- [EXERCISE DESCRIPTION]:
The lines needed are those below that contain the word "Korean"; copy each one.

(App and web page records)
+ + + +

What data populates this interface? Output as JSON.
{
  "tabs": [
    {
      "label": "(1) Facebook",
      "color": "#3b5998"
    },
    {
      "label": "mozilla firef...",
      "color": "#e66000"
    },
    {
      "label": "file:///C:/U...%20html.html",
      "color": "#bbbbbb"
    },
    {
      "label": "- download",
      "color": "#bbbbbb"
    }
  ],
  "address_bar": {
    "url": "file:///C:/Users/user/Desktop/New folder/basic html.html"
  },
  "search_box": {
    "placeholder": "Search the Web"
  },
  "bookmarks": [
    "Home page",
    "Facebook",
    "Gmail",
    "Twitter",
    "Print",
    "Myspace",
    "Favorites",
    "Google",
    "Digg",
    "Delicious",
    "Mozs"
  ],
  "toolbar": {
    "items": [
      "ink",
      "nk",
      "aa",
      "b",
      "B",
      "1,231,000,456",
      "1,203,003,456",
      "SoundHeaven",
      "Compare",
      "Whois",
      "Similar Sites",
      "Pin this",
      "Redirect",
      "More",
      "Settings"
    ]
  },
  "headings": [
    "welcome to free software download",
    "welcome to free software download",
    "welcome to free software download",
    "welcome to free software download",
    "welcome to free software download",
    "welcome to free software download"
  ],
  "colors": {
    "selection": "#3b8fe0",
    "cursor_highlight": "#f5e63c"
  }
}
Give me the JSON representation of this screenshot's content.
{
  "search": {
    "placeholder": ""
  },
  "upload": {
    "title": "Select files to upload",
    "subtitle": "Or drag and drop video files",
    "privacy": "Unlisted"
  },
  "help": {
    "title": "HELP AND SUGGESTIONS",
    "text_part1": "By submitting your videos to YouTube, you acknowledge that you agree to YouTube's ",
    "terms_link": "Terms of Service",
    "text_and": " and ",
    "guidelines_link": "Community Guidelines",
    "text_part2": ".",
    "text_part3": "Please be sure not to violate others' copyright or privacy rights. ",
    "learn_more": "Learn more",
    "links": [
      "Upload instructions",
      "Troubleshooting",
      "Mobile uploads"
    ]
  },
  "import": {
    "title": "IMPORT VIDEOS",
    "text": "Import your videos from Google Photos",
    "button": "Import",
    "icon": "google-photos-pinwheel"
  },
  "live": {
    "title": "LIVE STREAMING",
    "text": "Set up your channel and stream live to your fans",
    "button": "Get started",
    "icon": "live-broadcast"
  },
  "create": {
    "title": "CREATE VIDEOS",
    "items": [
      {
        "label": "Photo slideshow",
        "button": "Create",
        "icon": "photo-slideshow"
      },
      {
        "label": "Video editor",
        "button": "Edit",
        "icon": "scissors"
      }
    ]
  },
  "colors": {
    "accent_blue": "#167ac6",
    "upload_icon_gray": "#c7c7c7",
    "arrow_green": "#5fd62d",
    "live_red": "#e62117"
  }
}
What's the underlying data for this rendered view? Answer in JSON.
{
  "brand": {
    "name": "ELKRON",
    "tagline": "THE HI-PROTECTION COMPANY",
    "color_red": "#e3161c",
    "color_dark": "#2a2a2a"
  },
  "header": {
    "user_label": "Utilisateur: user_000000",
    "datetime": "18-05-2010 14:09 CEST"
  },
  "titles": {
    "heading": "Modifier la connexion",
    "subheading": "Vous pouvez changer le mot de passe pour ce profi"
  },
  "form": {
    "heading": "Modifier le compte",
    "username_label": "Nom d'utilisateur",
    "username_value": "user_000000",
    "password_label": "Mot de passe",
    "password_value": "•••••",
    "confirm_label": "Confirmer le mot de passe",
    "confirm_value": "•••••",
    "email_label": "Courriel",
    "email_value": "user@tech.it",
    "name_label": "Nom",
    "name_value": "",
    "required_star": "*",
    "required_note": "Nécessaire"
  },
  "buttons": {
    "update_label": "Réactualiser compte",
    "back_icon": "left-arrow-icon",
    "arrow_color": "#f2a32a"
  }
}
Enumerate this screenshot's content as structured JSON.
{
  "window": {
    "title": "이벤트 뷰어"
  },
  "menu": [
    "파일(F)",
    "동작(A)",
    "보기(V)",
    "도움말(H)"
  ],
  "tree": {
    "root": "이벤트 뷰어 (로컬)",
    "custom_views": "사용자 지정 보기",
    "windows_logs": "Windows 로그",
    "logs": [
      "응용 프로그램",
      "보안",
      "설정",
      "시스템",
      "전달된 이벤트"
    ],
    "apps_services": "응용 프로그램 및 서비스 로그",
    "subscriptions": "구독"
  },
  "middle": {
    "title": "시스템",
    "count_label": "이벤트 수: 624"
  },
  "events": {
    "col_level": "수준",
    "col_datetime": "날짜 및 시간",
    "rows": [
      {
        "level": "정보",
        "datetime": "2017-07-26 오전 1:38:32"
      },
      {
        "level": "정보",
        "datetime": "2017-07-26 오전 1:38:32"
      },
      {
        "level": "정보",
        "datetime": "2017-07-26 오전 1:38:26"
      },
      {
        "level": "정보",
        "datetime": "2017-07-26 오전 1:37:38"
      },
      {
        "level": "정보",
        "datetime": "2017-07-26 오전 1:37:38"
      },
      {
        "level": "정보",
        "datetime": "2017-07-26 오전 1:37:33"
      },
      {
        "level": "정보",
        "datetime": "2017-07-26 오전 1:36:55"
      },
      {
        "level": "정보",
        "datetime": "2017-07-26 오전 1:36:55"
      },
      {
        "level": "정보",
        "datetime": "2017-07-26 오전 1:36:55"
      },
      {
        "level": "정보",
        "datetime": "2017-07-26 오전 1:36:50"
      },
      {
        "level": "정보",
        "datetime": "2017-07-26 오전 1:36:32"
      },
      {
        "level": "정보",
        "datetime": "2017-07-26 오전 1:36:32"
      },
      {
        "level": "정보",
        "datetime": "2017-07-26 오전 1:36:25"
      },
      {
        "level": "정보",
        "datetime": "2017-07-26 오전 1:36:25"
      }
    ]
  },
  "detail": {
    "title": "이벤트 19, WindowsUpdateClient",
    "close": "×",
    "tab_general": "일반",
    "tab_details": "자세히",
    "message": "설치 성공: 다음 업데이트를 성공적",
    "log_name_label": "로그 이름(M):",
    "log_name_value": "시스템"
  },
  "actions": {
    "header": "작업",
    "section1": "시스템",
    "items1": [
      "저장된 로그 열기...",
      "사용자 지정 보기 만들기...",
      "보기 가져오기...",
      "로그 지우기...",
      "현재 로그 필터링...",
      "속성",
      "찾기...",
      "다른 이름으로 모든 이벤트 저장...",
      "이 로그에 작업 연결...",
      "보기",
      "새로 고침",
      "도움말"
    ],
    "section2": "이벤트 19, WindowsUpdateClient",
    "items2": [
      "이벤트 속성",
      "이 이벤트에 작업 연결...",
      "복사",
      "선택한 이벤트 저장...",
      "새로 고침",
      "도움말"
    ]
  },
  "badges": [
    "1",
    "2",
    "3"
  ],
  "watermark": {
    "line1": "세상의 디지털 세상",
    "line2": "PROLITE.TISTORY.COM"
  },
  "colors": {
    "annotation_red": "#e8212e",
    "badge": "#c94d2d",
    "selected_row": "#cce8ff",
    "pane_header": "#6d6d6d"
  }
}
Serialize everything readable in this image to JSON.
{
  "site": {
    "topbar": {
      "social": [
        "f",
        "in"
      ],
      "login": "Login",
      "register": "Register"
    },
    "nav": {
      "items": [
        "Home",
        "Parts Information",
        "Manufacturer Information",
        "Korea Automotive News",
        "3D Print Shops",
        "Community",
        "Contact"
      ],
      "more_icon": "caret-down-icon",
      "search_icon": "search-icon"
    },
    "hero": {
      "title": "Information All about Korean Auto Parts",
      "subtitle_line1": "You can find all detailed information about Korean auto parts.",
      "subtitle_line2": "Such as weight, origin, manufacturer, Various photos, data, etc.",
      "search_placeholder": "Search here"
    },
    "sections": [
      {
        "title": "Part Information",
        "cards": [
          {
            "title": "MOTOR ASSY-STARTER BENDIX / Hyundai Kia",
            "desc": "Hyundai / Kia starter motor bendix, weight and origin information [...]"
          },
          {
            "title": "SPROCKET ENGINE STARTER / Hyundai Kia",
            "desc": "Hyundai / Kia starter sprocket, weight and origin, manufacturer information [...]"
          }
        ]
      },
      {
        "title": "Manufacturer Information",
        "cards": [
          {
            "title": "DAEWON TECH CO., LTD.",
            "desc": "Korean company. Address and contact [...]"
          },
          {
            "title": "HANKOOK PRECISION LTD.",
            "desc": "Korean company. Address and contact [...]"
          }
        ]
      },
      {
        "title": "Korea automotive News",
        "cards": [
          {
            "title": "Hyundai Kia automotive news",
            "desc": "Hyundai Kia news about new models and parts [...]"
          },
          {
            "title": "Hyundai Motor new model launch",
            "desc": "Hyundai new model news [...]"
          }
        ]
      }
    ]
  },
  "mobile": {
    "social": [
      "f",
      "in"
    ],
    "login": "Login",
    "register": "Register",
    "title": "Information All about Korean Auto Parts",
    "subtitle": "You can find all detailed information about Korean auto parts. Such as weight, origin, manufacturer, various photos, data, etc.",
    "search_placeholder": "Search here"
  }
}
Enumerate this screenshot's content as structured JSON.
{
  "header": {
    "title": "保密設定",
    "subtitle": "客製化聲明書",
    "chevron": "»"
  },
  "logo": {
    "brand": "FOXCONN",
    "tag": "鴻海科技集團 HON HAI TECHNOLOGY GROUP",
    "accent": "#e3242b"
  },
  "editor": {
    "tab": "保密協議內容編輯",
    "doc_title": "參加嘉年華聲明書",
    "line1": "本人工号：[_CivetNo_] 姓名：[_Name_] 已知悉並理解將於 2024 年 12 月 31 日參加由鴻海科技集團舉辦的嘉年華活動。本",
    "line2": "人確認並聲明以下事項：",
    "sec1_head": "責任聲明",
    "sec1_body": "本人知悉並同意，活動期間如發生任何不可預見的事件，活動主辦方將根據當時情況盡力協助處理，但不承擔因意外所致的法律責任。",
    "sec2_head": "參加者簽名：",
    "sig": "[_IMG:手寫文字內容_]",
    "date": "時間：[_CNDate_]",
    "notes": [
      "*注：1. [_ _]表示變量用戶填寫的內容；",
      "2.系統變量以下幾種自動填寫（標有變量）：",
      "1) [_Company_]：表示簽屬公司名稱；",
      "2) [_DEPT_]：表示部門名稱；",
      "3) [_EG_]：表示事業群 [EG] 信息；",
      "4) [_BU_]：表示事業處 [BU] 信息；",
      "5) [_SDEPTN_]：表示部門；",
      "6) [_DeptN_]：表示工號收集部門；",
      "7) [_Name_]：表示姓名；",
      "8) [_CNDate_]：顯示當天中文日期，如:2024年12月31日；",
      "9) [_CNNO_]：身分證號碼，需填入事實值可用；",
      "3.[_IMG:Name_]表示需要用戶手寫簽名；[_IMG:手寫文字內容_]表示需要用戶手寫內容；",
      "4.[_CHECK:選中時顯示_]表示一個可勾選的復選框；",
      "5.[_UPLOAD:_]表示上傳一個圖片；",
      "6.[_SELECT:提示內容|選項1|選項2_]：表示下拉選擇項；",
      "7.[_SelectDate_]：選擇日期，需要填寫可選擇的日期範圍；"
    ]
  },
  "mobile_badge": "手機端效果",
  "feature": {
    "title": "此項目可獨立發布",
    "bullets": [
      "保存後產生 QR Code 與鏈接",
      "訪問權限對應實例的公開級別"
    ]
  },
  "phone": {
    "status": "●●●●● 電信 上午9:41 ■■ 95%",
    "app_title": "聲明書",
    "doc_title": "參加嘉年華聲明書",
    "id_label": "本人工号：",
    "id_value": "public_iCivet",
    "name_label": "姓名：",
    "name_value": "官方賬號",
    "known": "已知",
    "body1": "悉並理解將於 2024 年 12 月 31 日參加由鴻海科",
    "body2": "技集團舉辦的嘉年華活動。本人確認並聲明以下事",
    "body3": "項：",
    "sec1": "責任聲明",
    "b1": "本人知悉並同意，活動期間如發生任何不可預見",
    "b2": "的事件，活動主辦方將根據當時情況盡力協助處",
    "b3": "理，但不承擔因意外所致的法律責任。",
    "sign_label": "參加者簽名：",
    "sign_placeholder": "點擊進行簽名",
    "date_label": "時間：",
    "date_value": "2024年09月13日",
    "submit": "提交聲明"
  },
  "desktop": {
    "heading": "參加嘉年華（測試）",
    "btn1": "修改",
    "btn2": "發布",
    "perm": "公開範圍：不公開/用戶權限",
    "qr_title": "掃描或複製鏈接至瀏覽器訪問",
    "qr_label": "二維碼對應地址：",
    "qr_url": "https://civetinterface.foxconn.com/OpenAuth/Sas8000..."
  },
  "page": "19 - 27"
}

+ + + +

- [EXERCISE ANSWER]:
      "title": "Information All about Korean Auto Parts",
      "subtitle_line1": "You can find all detailed information about Korean auto parts.",
            "desc": "Korean company. Address and contact [...]"
            "desc": "Korean company. Address and contact [...]"
    "title": "Information All about Korean Auto Parts",
    "subtitle": "You can find all detailed information about Korean auto parts. Such as weight, origin, manufacturer, various photos, data, etc.",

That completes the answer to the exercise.